There are two kosher pizza joints on the Upper West Side. Cafe Viva is strategically located on 97th and Broadway, just a stone's throw away from a major subway stop on the 1/2/3. On Saturday night, you can find a bit of everything and everyone in there, from young people on dates to families trying to calm hungry children -- not to mention the many who file in with a common case of the "drunchies."
The patrons at Viva may have gone to Jewish day school, or become religious later in life and are observant in a more casual way. They might not be identifiably Jewish during the week, but still leave early for Shabbat (typically running a tad late for candle-lighting). Some may call it "Social Orthodoxy."
Yet, not all kosher-keeping Jews choose to eat there. That's because Viva stays open on Shabbat, which for more observant Jews calls into question the restaurant's kashrut.
Head nearly a mile south of Viva, however, and you'll find another kosher pizza place, one that doesn't have this issue -- Saba's. Saba's is accepted by Jews of all observances. People who eat at Viva certainly eat at Saba's too, but there is definitely a distinct Saba's-only crowd.
Saba's patrons are a bit stricter in practice. They are a sect of right-leaning Upper West Siders that once lived in Washington Heights (a more observant Modern Orthodox community a bit farther north) and still hold on to those roots.
The division between those who only eat at Saba's compared to those who eat at Viva is clear and observable, but these groups have put any differences aside and there is no judgment between them.

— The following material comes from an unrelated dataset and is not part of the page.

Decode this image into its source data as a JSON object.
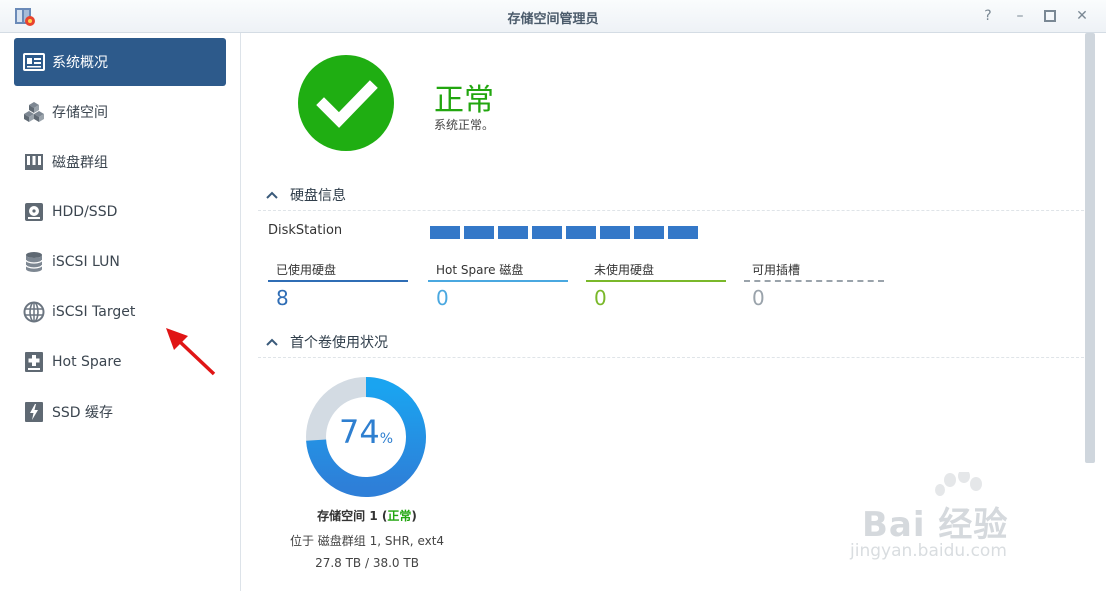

I see that a lot on the Upper West Side. There are Jews of every age, ethnicity, sexual orientation and political affiliation. There are Jews who have never stepped foot in a kosher restaurant and Jews who wear traditional black hats. Prior to moving here, for example, I could probably count on one hand the number of Persian Jews I knew; I certainly had no idea about their customs or their cuisine. I now have a Persian roommate, and can say I've had my fair share of Basmati rice.

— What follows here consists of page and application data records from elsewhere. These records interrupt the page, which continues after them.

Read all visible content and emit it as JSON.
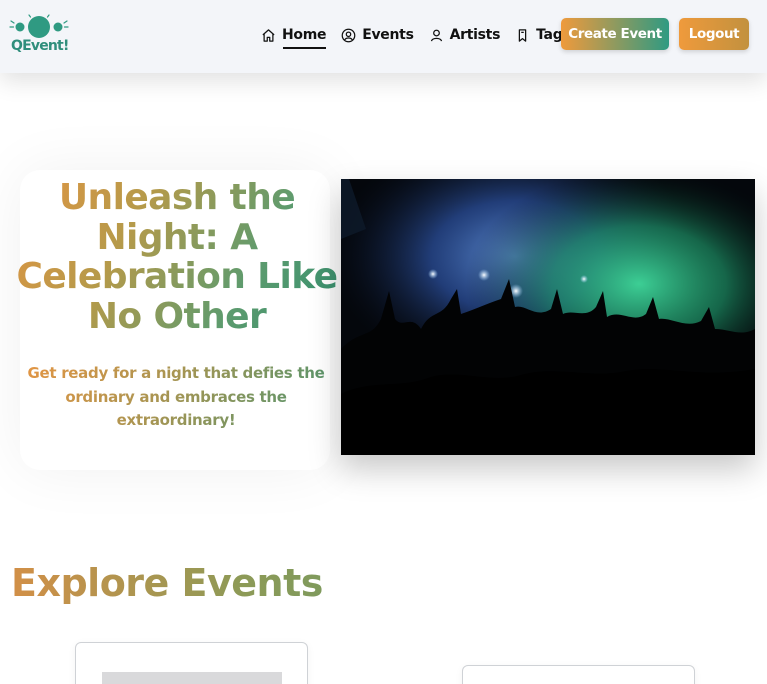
{
  "app": {
    "logo_text": "QEvent!"
  },
  "nav": {
    "items": [
      {
        "label": "Home",
        "icon": "home-icon",
        "active": true
      },
      {
        "label": "Events",
        "icon": "user-circle-icon",
        "active": false
      },
      {
        "label": "Artists",
        "icon": "user-icon",
        "active": false
      },
      {
        "label": "Tags",
        "icon": "bookmark-icon",
        "active": false
      }
    ],
    "create_label": "Create Event",
    "logout_label": "Logout"
  },
  "hero": {
    "title": "Unleash the Night: A Celebration Like No Other",
    "subtitle": "Get ready for a night that defies the ordinary and embraces the extraordinary!",
    "image": "concert-crowd-photo"
  },
  "explore": {
    "title": "Explore Events"
  },
  "colors": {
    "accent_orange": "#ef9a3c",
    "accent_green": "#2f9a82",
    "header_bg": "#f3f5f9"
  }
}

All this to say, at a time when Jews around the country are as divided as our politics, the community on the Upper West Side remains an example for what our people might look like if they could truly live together with those differences.
Throughout most of the United States, Jews on the whole either appear to be extremely religious or unaffiliated and secular. The Jews who consider themselves as falling within the middle ground are proud and vocal, but their numbers in the big picture of American Jewry are small. Ask any Jewish leader what the biggest challenge in their community is right now and they'll say it's keeping their people in the fold. In my mind, this is because there is a lack of choices representing that middle ground.
In many places, the choices available to Jews represent religious extremes. These groups also feel alienated from one another. On the Upper West Side, anything and everything goes. Part of that has to do with sheer quantity. Howard Beck of United Jewish Appeal famously said the Upper West Side has as many Jews as the entire city of Cleveland. So it might make sense that two kosher pizza shops can exist in one small area, and that an entire city might have just one, or two that are far apart.
Chicago, even with its sizable and diverse Jewish communities, rarely sees those communities intertwined. Ask anyone living in West Rogers Park how often they come to Lakeview (other than to go to Milt's kosher barbecue) and you'd likely get a deer in the headlights look. The same can be said the other way around.
Jews today are forced to conform to extremes, but that's not how today's young adults think and operate. Everything from food to dating is at the tap or swipe of our finger -- allowing people to become extremely selective and piece together their perfect fit. Yet Jewish institutions are still sticking to a model that suggests either their size and style fits you or it doesn't.
These Jewish places and leaders need to be malleable and allow for a type of Judaism that each person can customize to his or her experience and do so without judgment.
If Saba's and Viva can draw their own distinct groups without alienating the other, so too can other Jewish places. The key is that they present the Jewish community with options. Even though the patrons of one might disagree with the other in a number of ways, that they both have choices that allow them to practice Judaism their way gives them the space to be more accepting of each other.